During this webinar, USCHS Public Historian Steve Livengood answered these questions and told the remarkable story of this intriguing portrait and the remarkable man whose “worth” was celebrated in the drawing preserved in the Library of Congress.


July 27, 2021

Lunch Bites: The We, The People Civics Education Hub

Throughout much of the past, challenging year, the U.S. Capitol Historical Society and its partners in the We, the People Constitution Tour Consortium have developed an online civics education hub. Now operational, this free and open resource is available for teachers, students, and lifelong learners across the country and around the world. Join us on Tuesday, July 27th at Noon EDT for a special Lunch Bites exploring the hub’s videos, lesson plans, and more. The event is free and open to the public; registration is required.


July 13, 2021

Lunch Bites: Cox Corridors Part 3

Located on the ground floor of the House Wing of the U.S. Capitol, the Cox Corridors contain elaborate murals depicting historic scenes along three central themes: Capitol History, the Great Experiment, and Westward Expansion. In this webinar, which was hosted on Tuesday, July 13th at Noon EDT, USCHS Chief Guide Steve Livengood concludes his exploration of the design and painting of the Westward Expansion Corridor by the artist Allyn Cox – and the U.S. Capitol Historical Society’s role in commissioning the works!


May 18, 2021

Lunch Bites: Cox Corridors Part 2.5

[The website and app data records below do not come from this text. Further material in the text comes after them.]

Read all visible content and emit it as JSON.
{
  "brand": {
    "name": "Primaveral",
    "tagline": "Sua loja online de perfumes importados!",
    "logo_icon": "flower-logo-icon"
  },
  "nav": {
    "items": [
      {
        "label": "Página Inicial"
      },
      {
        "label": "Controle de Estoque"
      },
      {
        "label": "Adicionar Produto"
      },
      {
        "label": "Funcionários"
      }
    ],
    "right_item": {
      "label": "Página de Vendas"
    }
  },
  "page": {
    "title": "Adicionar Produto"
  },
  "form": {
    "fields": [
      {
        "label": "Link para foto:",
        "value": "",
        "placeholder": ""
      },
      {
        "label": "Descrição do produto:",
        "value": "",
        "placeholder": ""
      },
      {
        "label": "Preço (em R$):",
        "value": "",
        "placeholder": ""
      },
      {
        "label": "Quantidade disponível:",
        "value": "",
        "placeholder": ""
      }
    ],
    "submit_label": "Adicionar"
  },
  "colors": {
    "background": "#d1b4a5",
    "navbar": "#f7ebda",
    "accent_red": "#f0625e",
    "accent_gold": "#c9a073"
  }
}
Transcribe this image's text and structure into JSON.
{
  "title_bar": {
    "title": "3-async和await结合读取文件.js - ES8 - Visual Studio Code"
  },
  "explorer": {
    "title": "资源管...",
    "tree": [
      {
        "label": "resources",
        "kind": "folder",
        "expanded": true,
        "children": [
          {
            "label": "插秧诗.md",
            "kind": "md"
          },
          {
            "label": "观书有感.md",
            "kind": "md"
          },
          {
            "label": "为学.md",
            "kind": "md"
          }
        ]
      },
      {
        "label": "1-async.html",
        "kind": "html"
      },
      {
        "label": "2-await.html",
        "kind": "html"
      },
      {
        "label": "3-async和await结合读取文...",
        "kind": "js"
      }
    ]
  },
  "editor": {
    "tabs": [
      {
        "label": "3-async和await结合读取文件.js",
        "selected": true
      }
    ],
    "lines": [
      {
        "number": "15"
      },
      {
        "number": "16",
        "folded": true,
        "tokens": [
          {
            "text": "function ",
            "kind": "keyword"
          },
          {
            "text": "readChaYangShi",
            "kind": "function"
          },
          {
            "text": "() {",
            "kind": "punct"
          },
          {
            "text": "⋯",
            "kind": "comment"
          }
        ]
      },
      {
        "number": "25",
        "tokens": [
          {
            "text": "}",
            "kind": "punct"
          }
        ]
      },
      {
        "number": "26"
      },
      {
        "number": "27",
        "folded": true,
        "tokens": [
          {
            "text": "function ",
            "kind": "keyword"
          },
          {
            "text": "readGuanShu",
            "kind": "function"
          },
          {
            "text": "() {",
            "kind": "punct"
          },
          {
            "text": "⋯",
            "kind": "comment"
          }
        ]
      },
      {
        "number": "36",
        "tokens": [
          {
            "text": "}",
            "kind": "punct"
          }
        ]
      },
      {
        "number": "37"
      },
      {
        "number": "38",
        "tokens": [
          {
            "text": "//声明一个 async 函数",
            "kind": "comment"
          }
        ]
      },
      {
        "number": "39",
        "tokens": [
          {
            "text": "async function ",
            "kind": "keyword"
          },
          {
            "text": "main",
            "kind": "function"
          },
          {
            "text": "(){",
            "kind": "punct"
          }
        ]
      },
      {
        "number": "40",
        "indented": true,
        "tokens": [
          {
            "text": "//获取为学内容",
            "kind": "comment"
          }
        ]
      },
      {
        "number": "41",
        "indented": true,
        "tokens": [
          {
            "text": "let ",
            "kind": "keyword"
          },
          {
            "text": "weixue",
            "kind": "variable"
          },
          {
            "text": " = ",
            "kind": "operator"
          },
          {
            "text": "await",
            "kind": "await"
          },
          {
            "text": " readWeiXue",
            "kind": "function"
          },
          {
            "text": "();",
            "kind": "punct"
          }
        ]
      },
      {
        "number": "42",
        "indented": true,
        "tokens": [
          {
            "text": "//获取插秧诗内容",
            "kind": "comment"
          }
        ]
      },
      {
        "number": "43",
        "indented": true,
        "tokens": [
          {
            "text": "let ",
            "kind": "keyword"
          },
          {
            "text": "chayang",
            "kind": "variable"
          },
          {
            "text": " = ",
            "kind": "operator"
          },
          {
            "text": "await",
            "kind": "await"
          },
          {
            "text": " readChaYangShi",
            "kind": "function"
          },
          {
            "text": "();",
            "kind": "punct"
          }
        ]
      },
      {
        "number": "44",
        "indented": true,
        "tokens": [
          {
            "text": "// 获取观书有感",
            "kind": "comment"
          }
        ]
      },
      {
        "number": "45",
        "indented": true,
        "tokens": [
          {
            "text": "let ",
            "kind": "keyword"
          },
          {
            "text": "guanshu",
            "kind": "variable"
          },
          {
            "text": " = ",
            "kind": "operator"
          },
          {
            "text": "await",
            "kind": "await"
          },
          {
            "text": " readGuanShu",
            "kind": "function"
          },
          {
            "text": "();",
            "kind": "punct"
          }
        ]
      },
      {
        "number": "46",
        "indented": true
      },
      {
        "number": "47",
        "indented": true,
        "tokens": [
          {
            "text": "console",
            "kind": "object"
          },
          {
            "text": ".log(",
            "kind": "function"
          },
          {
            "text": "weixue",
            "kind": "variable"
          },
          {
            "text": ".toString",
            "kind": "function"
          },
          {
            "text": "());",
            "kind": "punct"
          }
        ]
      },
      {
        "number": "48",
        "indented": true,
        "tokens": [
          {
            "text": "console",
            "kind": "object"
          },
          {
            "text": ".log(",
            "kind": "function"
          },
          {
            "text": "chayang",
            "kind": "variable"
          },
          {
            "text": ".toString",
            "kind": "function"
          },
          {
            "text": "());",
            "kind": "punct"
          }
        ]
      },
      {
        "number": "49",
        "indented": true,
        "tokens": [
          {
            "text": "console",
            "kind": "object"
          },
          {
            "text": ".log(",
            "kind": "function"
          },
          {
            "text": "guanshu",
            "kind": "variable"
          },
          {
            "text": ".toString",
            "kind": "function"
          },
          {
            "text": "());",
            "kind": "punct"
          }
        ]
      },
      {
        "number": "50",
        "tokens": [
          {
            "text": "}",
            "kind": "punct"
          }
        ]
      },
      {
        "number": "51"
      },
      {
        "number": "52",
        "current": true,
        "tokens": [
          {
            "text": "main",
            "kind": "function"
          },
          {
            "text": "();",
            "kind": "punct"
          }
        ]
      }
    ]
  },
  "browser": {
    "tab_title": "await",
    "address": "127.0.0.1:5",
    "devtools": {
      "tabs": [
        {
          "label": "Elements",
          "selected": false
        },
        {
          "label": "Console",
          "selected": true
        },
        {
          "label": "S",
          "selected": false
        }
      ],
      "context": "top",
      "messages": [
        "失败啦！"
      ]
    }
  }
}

USCHS Chief Guide Steve Livengood continued his discussion of the design and painting of the Great Experiment Hall by the artist Allyn Cox –and the U.S. Capitol Historical Society’s role in commissioning the works! Located on the ground floor of the House Wing of the U.S. Capitol, the Cox Corridors contain elaborate murals depicting historic scenes along three central themes: Capitol History, the Great Experiment, and Westward Expansion.

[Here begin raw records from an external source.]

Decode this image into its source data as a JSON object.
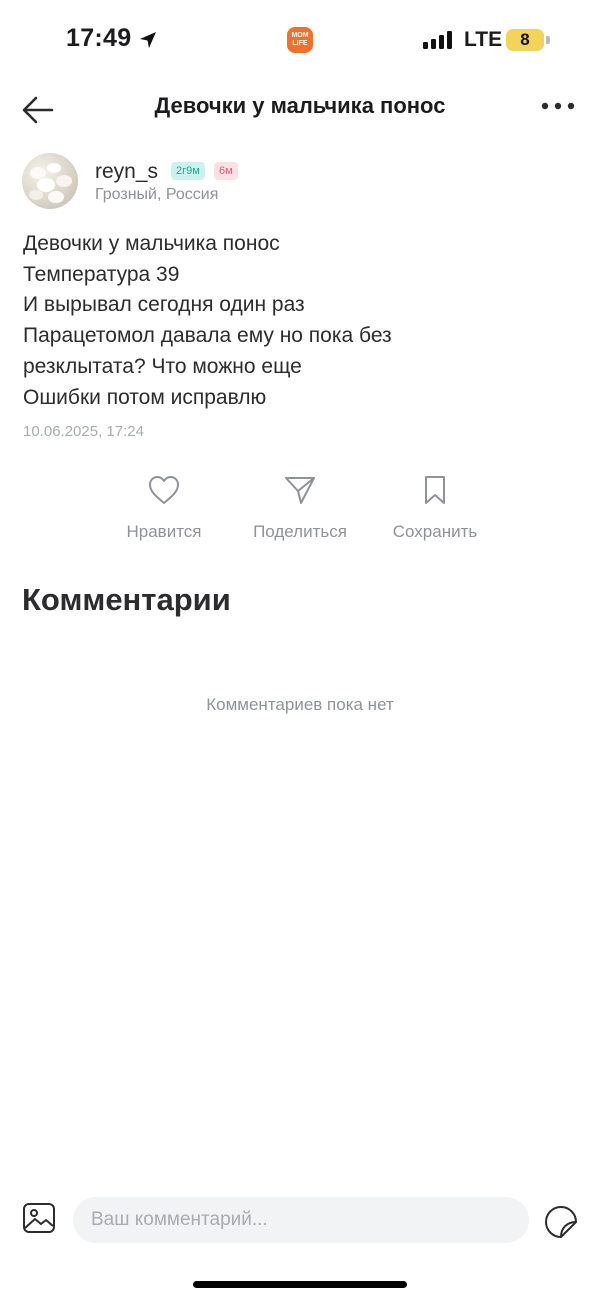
{
  "status_bar": {
    "time": "17:49",
    "network": "LTE",
    "battery": "8",
    "app_badge": "MOM LIFE"
  },
  "header": {
    "title": "Девочки у мальчика понос"
  },
  "author": {
    "username": "reyn_s",
    "badges": [
      "2г9м",
      "6м"
    ],
    "location": "Грозный, Россия"
  },
  "post": {
    "lines": [
      "Девочки у мальчика понос",
      "Температура 39",
      "И вырывал сегодня один раз",
      "Парацетомол давала ему но пока без",
      "резклытата? Что можно еще",
      "Ошибки потом исправлю"
    ],
    "date": "10.06.2025, 17:24"
  },
  "actions": {
    "like": "Нравится",
    "share": "Поделиться",
    "save": "Сохранить"
  },
  "comments": {
    "title": "Комментарии",
    "empty": "Комментариев пока нет"
  },
  "composer": {
    "placeholder": "Ваш комментарий..."
  },
  "icons": {
    "back": "arrow-left-icon",
    "more": "more-dots-icon",
    "like": "heart-icon",
    "share": "paper-plane-icon",
    "save": "bookmark-icon",
    "image": "image-icon",
    "sticker": "sticker-icon"
  }
}
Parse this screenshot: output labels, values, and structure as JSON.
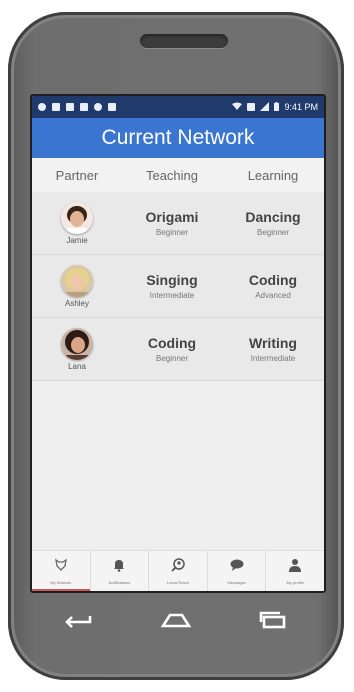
{
  "status_bar": {
    "time": "9:41 PM",
    "left_icons": [
      "dot-icon",
      "image-icon",
      "settings-icon",
      "android-icon",
      "shield-icon",
      "clipboard-icon"
    ],
    "right_icons": [
      "wifi-icon",
      "nfc-icon",
      "signal-icon",
      "battery-icon"
    ]
  },
  "app_bar": {
    "title": "Current Network"
  },
  "columns": {
    "partner": "Partner",
    "teaching": "Teaching",
    "learning": "Learning"
  },
  "rows": [
    {
      "partner": "Jamie",
      "teaching": {
        "skill": "Origami",
        "level": "Beginner"
      },
      "learning": {
        "skill": "Dancing",
        "level": "Beginner"
      }
    },
    {
      "partner": "Ashley",
      "teaching": {
        "skill": "Singing",
        "level": "Intermediate"
      },
      "learning": {
        "skill": "Coding",
        "level": "Advanced"
      }
    },
    {
      "partner": "Lana",
      "teaching": {
        "skill": "Coding",
        "level": "Beginner"
      },
      "learning": {
        "skill": "Writing",
        "level": "Intermediate"
      }
    }
  ],
  "tabs": [
    {
      "label": "My Network",
      "icon": "network-icon",
      "active": true
    },
    {
      "label": "Notifications",
      "icon": "bell-icon",
      "active": false
    },
    {
      "label": "Learn/Teach",
      "icon": "search-person-icon",
      "active": false
    },
    {
      "label": "Messages",
      "icon": "chat-icon",
      "active": false
    },
    {
      "label": "My profile",
      "icon": "person-icon",
      "active": false
    }
  ],
  "colors": {
    "app_bar": "#3a75d1",
    "status_bar": "#1f3a6b",
    "active_tab": "#c95757"
  }
}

May 4, 2021

Lunch Bites: The Cox Corridors, Part Two

Located on the ground floor of the House Wing of the U.S. Capitol, the Cox Corridors contain elaborate murals depicting historic scenes along three central themes: Capitol History, the Great Experiment, and Westward Expansion. USCHS Chief Guide Steve Livengood discusses the design and painting of the Great Experiment Hall by the artist Allyn Cox — and the U.S. Capitol Historical Society’s role in commissioning the works!


April 20, 2021

Lunch Bites: The Filibuster with Dr. Sarah Binder

While few Senate rules have the distinction of being a household name, the Filibuster is one of the most iconic — and hotly debated — facets of American government. From its creation as an historical accident under Vice President Aaron Burr to its rise to Hollywood fame, the rule changed in both public opinion and implementation. On Tuesday, April 20th, 2021, we were joined by Dr. Sarah Binder, Senior Fellow in Governance Studies at the Brookings Institution and Professor of Political Science at George Washington University, and David Hawkings, a longtime Capitol Hill correspondent and the founding editor of “The Fulcrum,” for a discussion on the origins and evolutions of Washington’s favorite parliamentary procedure.


April 6, 2021

Lunch Bites: The Cox Corridors, Part One

Located on the ground floor of the House Wing of the U.S. Capitol, the Cox Corridors contain elaborate murals depicting historic scenes along three central themes: Capitol History, the Great Experiment, and Westward Expansion. Watch USCHS Chief Guide Steve Livengood discuss the design and painting of the Hall of Capitols and Great Experiment Hall by the artist Allyn Cox — and the U.S. Capitol Historical Society’s role in commissioning the works!


March 23, 2021

Lunch Bites: A “State of the Union” Mystery

While the past years may have looked a little different, the President’s State of the Union Address is always an exciting time at the Capitol. In the upcoming installment of the Fina Mendoza Mystery Series, the 10-year-old daughter of a congressman is sitting in the House Gallery when a mysterious bird poops on the head of the president during the State of the Union address. Can Fina outsmart the Secret Service, the Capitol Police, and most of Capitol Hill and find that bird? On Tuesday, March 23, 2021, we welcomed author Kitty Felde for a discussion about her upcoming book and work to make civic education fun through novels.


January 26, 2021

Lunch Bites: Congressional Invocations

Featuring: Howard Mortman.